The marshals close in on the home. As they move in, they realize that an entire family is inside.
With three young children screaming, upset by the frantic scene unfolding before them, marshals yell for everyone to get down.
One man taken to the floor is also from Sierra Leone and is believed to have grown up with the suspect. But it is not Jaal; the man on the floor is not involved with the alleged crimes.
So the search continues until task force members locate Jaal hiding out in the garage.
Meanwhile, a mother comes to terms with a scenario in which her family unknowingly harbored a violent fugitive.
"Do you know what that guy did?" a marshal asks the woman. She gasps audibly and puts her head in her hands as the federal agent says, "He shot his girlfriend in the chest."
With the suspect in custody, Keith Booker turns his attention to the children.
"We don't want them to have been scared by this. The fugitive put them into this situation," he said. To ease the trauma caused by the melee, the marshals deputize the children and give them teddy bears.
The job is stressful, and constantly so. There are frustrations. In one instance, the marshals scrub a massive operation because of a possible leak.
The next night, they search through abandoned houses into the early morning hours. Again, no luck.
But the adrenaline spikes again later before another takedown, as the marshals pick up the trail of a multiple offender on the run, a man who authorities say was packing an assault weapon at the time of his last arrest.
Staying 'One Step Ahead' of Fugitives
The marshal briefing his fellow law enforcement agents describes Derrick Lakeith Lee and says that he's been charged with aggravated assault after an incident in which he allegedly pulled up to his girlfriend's car in a gas station parking lot and "shot her car up, left her, got in the car and drove off."
Lee has a criminal history, authorities said, with one assault and battery conviction, two for burglary, a drug conviction and other charges for weapons possession and robbery.
When dealing with fugitives such as Lee, the marshals are prepared to use overwhelming force.

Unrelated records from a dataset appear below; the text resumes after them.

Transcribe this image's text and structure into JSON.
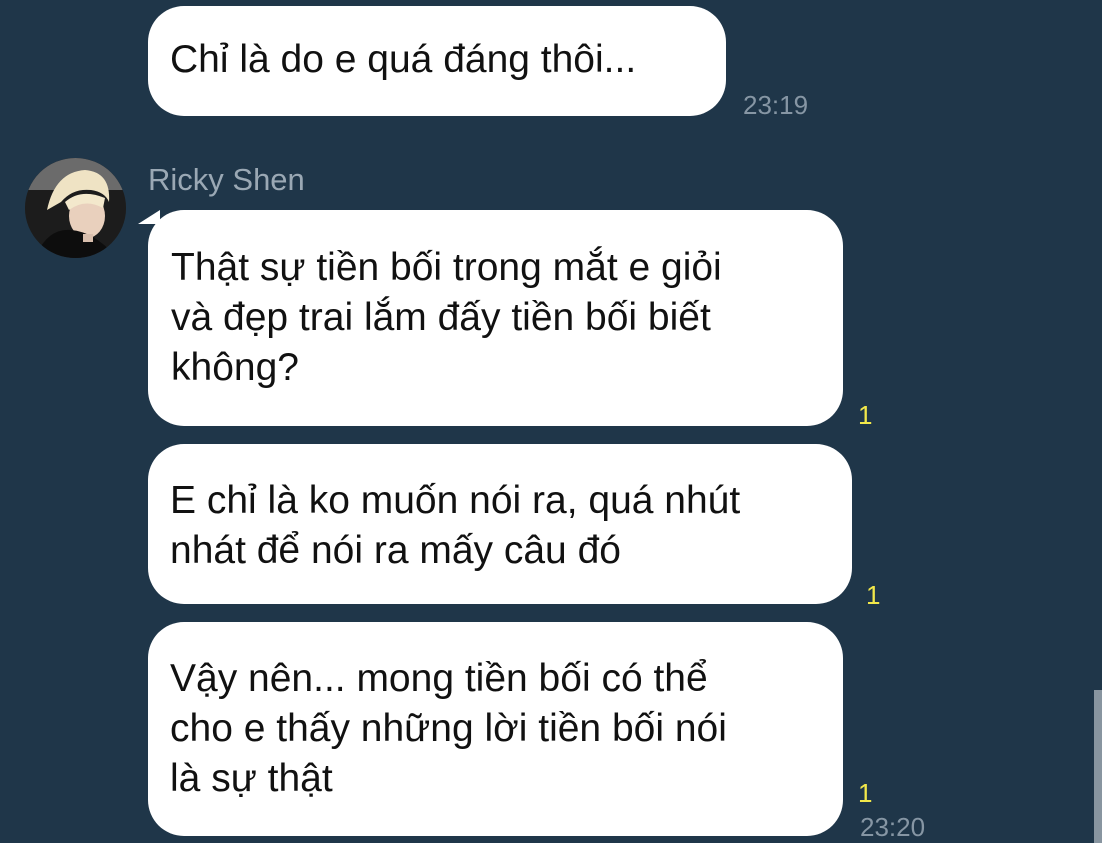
{
  "messages": {
    "m1": {
      "text": "Chỉ là do e quá đáng thôi...",
      "time": "23:19"
    },
    "sender_name": "Ricky Shen",
    "m2": {
      "lines": [
        "Thật sự tiền bối trong mắt e giỏi",
        "và đẹp trai lắm đấy tiền bối biết",
        "không?"
      ],
      "read": "1"
    },
    "m3": {
      "lines": [
        "E chỉ là ko muốn nói ra, quá nhút",
        "nhát để nói ra mấy câu đó"
      ],
      "read": "1"
    },
    "m4": {
      "lines": [
        "Vậy nên... mong tiền bối có thể",
        "cho e thấy những lời tiền bối nói",
        "là sự thật"
      ],
      "read": "1",
      "time": "23:20"
    }
  },
  "colors": {
    "background": "#1f3649",
    "bubble": "#ffffff",
    "read_count": "#f2e84a",
    "timestamp": "#8696a4",
    "sender": "#9aa8b4"
  }
}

Ergas said authorities have to "be one step ahead" in the force continuum. Factoring in reaction time, fractions of a second make a difference. And if a suspect has a gun ready and the officers don't, "he's already ahead of you. You are putting yourself in danger. And not only are you putting yourself in danger, you're putting your teammates at danger and you're putting the public at danger."
Police bang on the door of the apartment where they believe Lee is hiding out. They spot a man peering out of a window and they know their man is inside.
The potential for a violent confrontation increases as he refuses to come to the door. So they break down the door and throw in a "flash bang," a nonlethal stun device that disorients those in range when it detonates.
The suspect is caught, but there is a sad surprise. A child who appears to be about 6 years old is inside.
Ergas appears with the child in his arms, walks down a hallway and exits the house.
A short time later, he describes the scene inside, saying that Lee "fought investigators as they were trying to secure him, at which point in time he was Tased." Even then, the suspect "continued to fight," making it difficult for officers to determine if he had a weapon.
So authorities had to use a Taser on him again, Ergas said. As the suspect is led away, he says nothing to the boy who was in the apartment with him.
"There's nothing more messed up than someone being willing to put a child's safety at risk for themselves," Ergas said.
As for Lee's alleged crimes, "He obviously was careless. He's alleged to have fired up a car with a woman in it. So he proves he is who he is -- who we thought he was."
Another suspected bad guy to be locked up. Just another day on the job for the U.S. marshals.